Training Marie to be a more proper lady suited to marry a duke, the Marquise institutes a ladylike way to sing in which her notes are straight-edge rather than improvised for enjoyment. Marie is no longer allowed to burst into eccentric songs like she could with the Regiment — instead, she is forced to keep her tone high and prim. Oropesa perfectly conveyed the attempt to sound more proper while showing the audience that her playful attitude was itching to come out between verses.
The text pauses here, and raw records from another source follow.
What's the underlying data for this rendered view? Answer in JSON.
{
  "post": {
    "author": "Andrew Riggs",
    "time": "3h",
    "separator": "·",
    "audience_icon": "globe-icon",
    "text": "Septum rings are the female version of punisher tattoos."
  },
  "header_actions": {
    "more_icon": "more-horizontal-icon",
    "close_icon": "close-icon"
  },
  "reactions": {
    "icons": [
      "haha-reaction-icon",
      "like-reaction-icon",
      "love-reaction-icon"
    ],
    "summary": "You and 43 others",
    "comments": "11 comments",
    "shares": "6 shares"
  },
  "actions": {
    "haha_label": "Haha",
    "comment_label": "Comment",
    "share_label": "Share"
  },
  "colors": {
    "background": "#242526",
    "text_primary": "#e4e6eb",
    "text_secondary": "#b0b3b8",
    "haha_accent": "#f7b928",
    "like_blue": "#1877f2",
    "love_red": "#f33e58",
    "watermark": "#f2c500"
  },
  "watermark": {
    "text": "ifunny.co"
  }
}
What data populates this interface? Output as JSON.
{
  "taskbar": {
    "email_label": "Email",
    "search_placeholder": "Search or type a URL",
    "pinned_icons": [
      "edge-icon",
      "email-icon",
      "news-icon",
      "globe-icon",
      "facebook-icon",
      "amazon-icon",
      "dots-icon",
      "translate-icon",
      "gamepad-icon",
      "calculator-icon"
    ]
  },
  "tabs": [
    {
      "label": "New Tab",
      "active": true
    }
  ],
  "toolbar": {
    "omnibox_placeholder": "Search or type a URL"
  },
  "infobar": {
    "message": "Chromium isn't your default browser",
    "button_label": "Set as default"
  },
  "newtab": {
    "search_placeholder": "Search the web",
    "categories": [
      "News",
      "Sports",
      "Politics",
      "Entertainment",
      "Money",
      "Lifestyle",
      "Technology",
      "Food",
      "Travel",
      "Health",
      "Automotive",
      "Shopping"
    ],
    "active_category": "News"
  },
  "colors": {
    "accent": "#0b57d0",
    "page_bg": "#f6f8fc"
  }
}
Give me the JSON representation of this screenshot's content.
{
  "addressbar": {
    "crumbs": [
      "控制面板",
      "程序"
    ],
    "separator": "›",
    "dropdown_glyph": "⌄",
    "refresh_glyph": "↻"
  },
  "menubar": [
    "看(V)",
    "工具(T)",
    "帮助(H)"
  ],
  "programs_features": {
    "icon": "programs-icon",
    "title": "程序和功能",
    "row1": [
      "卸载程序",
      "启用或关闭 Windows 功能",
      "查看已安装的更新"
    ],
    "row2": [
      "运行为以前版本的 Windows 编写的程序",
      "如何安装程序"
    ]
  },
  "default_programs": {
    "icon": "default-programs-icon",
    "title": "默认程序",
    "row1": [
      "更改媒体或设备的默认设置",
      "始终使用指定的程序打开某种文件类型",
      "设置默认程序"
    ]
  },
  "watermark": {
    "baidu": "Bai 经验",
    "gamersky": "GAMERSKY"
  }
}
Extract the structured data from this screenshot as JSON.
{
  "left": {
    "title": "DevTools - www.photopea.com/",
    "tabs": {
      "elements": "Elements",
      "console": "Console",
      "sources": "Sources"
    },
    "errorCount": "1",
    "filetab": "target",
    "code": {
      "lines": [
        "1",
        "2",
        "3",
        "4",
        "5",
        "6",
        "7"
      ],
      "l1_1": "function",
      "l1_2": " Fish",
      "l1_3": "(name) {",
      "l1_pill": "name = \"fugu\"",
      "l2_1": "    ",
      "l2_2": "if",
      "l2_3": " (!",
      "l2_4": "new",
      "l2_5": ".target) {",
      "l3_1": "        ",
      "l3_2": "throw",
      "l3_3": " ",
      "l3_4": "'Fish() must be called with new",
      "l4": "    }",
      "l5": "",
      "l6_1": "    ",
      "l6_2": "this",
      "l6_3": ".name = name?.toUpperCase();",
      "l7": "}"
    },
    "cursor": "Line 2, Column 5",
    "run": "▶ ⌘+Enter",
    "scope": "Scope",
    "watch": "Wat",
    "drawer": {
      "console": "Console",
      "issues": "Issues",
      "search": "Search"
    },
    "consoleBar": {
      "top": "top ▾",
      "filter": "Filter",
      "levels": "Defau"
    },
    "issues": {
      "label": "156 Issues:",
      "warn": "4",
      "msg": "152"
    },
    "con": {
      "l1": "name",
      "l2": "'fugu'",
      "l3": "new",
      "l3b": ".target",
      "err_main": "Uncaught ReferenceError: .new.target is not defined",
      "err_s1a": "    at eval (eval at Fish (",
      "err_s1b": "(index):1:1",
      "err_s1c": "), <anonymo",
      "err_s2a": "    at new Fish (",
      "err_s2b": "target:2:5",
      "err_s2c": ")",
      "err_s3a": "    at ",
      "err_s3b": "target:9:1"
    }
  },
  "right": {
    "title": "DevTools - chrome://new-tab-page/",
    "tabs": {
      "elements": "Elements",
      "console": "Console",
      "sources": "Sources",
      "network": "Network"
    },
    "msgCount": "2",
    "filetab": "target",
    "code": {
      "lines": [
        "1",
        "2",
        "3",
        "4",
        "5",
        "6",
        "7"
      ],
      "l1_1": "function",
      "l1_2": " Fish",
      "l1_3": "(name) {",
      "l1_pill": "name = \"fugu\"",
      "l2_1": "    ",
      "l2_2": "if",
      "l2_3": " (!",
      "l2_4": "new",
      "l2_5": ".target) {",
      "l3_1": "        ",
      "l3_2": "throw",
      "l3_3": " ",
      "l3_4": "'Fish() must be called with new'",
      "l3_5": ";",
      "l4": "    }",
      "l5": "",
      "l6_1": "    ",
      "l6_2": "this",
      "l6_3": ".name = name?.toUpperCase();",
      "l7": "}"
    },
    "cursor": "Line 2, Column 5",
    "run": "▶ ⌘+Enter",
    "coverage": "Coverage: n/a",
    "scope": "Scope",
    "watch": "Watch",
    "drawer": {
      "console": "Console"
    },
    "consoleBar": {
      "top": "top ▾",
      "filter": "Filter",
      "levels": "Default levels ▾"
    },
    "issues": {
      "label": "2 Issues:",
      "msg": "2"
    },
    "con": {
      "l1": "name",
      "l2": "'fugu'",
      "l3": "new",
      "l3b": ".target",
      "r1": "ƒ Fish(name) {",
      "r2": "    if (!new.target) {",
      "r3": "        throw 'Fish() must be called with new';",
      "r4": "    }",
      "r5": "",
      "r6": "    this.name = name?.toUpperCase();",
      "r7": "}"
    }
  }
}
Not long into the second act, the Regiment bursts through Marie’s home in an attempt to save her and take her back to France. Sulpice and the Marquise share a playful dynamic throughout several comedic moments, one being a duet right after Marie runs off in a huff, where the audience sees each character’s big personality clash amusingly. The scenes between them seemed natural and easy for the crowd to get a laugh.
Seamlessly transitioning from comedic songs to the much needed emotional numbers and close-knit choreography between Marie, the Regiment and Tonio ultimately lead to the Marquise’s acceptance of the two marrying. Closing the show with the uplifting song “Mais o ciel! Quel bruit! Quel eclat!” by the whole cast, the show ends on a lighthearted note.
The artists then came out to send off the audience with a final laugh and a bow in front of their well deserved standing ovation.
Opera-goers can get tickets here for the remaining shows listed on their site.
Featured image courtesy of Michael Brosilow / Lyric Opera.